In the meantime, this determined redhead attempted to play with the original file to make it work. But after five different printing attempts, even Staples couldn’t force this file to be what I needed it to be. And even more frustrating, was that after these experimental printings, I noticed the file was incomplete and cutting off all the edges of the words so I couldn’t even print the original sizing right. Gadzooks!
I’m sad to say that this was just the beginning of the comedy of errors that has been this ‘simple’ project;
next, I found another artist with even nicer writing and ordered the quote from her.
when I attempted to pick up this printed version, I ended up at the wrong Staples because my computer switched my ‘home store’ when I ordered it; so I had to go across the city to hunt it down.
somehow, no clue how or when, chipped the frame… thankfully nothing so dramatic a black Sharpie couldn’t fix!
it printed in the wrong size and now also the wrong colour (in no universe is charcoal gray a substitute for black!)

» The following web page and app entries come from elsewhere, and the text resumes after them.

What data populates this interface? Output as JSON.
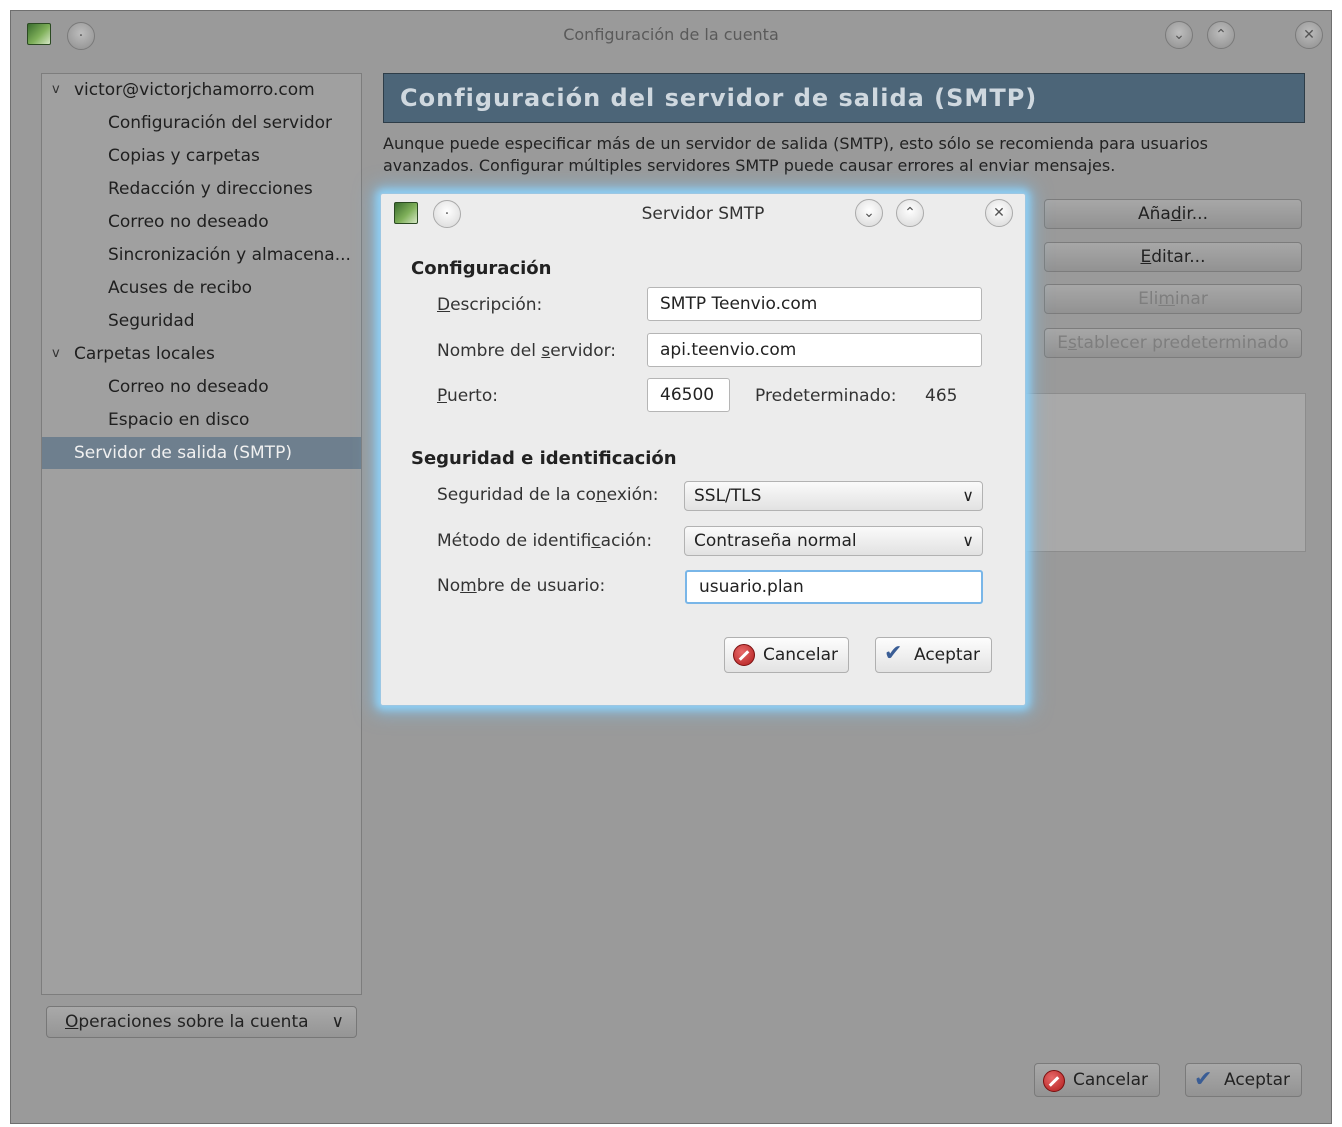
{
  "main_window": {
    "title": "Configuración de la cuenta",
    "icons": {
      "app": "thunderbird-icon",
      "menu": "window-menu-icon",
      "minimize": "chevron-down-icon",
      "maximize": "chevron-up-icon",
      "close": "close-icon"
    }
  },
  "sidebar": {
    "items": [
      {
        "label": "victor@victorjchamorro.com",
        "level": 1,
        "expanded": true
      },
      {
        "label": "Configuración del servidor",
        "level": 2
      },
      {
        "label": "Copias y carpetas",
        "level": 2
      },
      {
        "label": "Redacción y direcciones",
        "level": 2
      },
      {
        "label": "Correo no deseado",
        "level": 2
      },
      {
        "label": "Sincronización y almacena...",
        "level": 2
      },
      {
        "label": "Acuses de recibo",
        "level": 2
      },
      {
        "label": "Seguridad",
        "level": 2
      },
      {
        "label": "Carpetas locales",
        "level": 1,
        "expanded": true
      },
      {
        "label": "Correo no deseado",
        "level": 2
      },
      {
        "label": "Espacio en disco",
        "level": 2
      },
      {
        "label": "Servidor de salida (SMTP)",
        "level": 1,
        "selected": true
      }
    ],
    "account_ops": {
      "mnemonic": "O",
      "rest": "peraciones sobre la cuenta"
    }
  },
  "content": {
    "header": "Configuración del servidor de salida (SMTP)",
    "description": "Aunque puede especificar más de un servidor de salida (SMTP), esto sólo se recomienda para usuarios avanzados. Configurar múltiples servidores SMTP puede causar errores al enviar mensajes.",
    "buttons": {
      "add": {
        "pre": "Aña",
        "mn": "d",
        "post": "ir..."
      },
      "edit": {
        "pre": "",
        "mn": "E",
        "post": "ditar..."
      },
      "delete": {
        "pre": "Eli",
        "mn": "m",
        "post": "inar"
      },
      "set_default": {
        "pre": "E",
        "mn": "s",
        "post": "tablecer predeterminado"
      }
    }
  },
  "footer": {
    "cancel": "Cancelar",
    "accept": "Aceptar"
  },
  "dialog": {
    "title": "Servidor SMTP",
    "settings_group": "Configuración",
    "description_label": {
      "pre": "",
      "mn": "D",
      "post": "escripción:"
    },
    "description_value": "SMTP Teenvio.com",
    "server_label": {
      "pre": "Nombre del ",
      "mn": "s",
      "post": "ervidor:"
    },
    "server_value": "api.teenvio.com",
    "port_label": {
      "pre": "",
      "mn": "P",
      "post": "uerto:"
    },
    "port_value": "46500",
    "default_label": "Predeterminado:",
    "default_value": "465",
    "security_group": "Seguridad e identificación",
    "conn_security_label": {
      "pre": "Seguridad de la co",
      "mn": "n",
      "post": "exión:"
    },
    "conn_security_value": "SSL/TLS",
    "auth_method_label": {
      "pre": "Método de identifi",
      "mn": "c",
      "post": "ación:"
    },
    "auth_method_value": "Contraseña normal",
    "username_label": {
      "pre": "No",
      "mn": "m",
      "post": "bre de usuario:"
    },
    "username_value": "usuario.plan",
    "cancel": "Cancelar",
    "accept": "Aceptar"
  },
  "colors": {
    "header_bg": "#4c6578",
    "selected_bg": "#6e7f8e",
    "focus": "#79b6e8",
    "glow": "#8fd0f5"
  }
}
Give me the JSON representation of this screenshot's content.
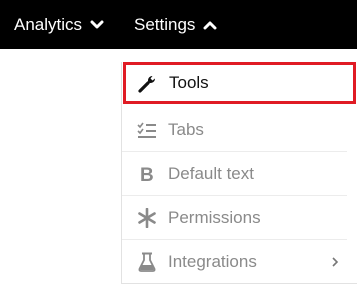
{
  "topbar": {
    "analytics_label": "Analytics",
    "settings_label": "Settings"
  },
  "settings_menu": {
    "items": [
      {
        "label": "Tools",
        "icon": "wrench-icon",
        "active": true
      },
      {
        "label": "Tabs",
        "icon": "checklist-icon",
        "active": false
      },
      {
        "label": "Default text",
        "icon": "bold-b-icon",
        "active": false
      },
      {
        "label": "Permissions",
        "icon": "asterisk-icon",
        "active": false
      },
      {
        "label": "Integrations",
        "icon": "flask-icon",
        "active": false,
        "has_submenu": true
      }
    ]
  },
  "colors": {
    "topbar_bg": "#000000",
    "highlight_border": "#e01b24",
    "muted_text": "#8a8a8a"
  }
}
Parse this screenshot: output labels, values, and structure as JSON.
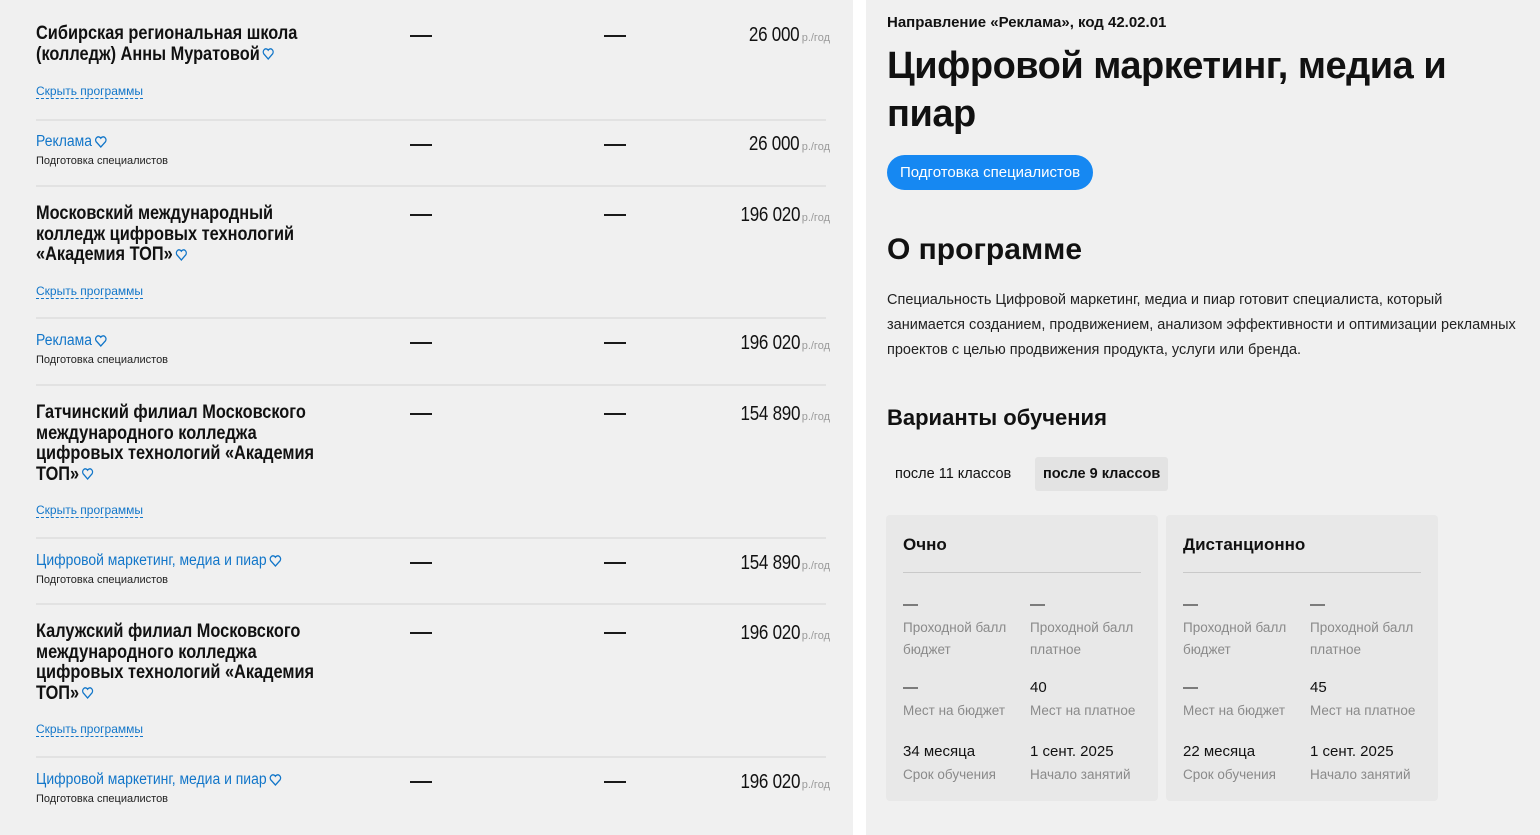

this new artist happily resized and changed the colour… for another fee of course.
printed it off again… a dramatic serif was cut off.
another print… the elastics Staples used on it crushed it.
the artist had to resend me the file… she was of course baffled because ‘this never happens’.
And I will be honest, I was so embarrassed that I needed to take so many trips to Staples that I started going out of my way to sent it to random locations I was driving through. I hit most of the Hamilton locations, another in Burlington, one in St. Catharines, and then I was set to pick up, what I was hoping was the final copy in Belleville. It wasn’t until I cut it perfectly to fit the frame, positioned the command strips with painstaking precision on the back, did I turn it over to see the fold lines up the side of the print. Seriously? It acquired folds from the walk from my car up to my home? I struggled to get it out of the frame past the perfectly placed command strips and attempted to iron it flat… but alas, once a folded paper, always a folded paper.
It has taken me years to fully appreciate the phrase, ‘done is better than perfect’, and I kept asking myself after each ridiculous setback if I was at that point yet… but nope, I continue to push on. There sits in my local Staples the 11th and hopefully glorious final printing of this Shakespearean comedic experience. How did a simple $15 idea become such a hulk of a job?
As I attempt to see the lesson behind the madness, I can’t help but wonder if there’s actually a lesson to be had at all. Maybe when it’s hanging on my wall, each time I look at it I will see it as a testament to my determination, strength and as proof that I’m worth the struggle. It’s often hard to know when determination ends and stubbornness begins, and when to let go instead of pushing through, but I’m grateful for these bizarre experiences that show me how far I have come in my ability to see that line more clearly.
Shakespeare believes that “every why hath a wherefore”, that there is an explanation for everything, but in this case, I’m simply embracing the comedy of errors for what it is, yet another adventure.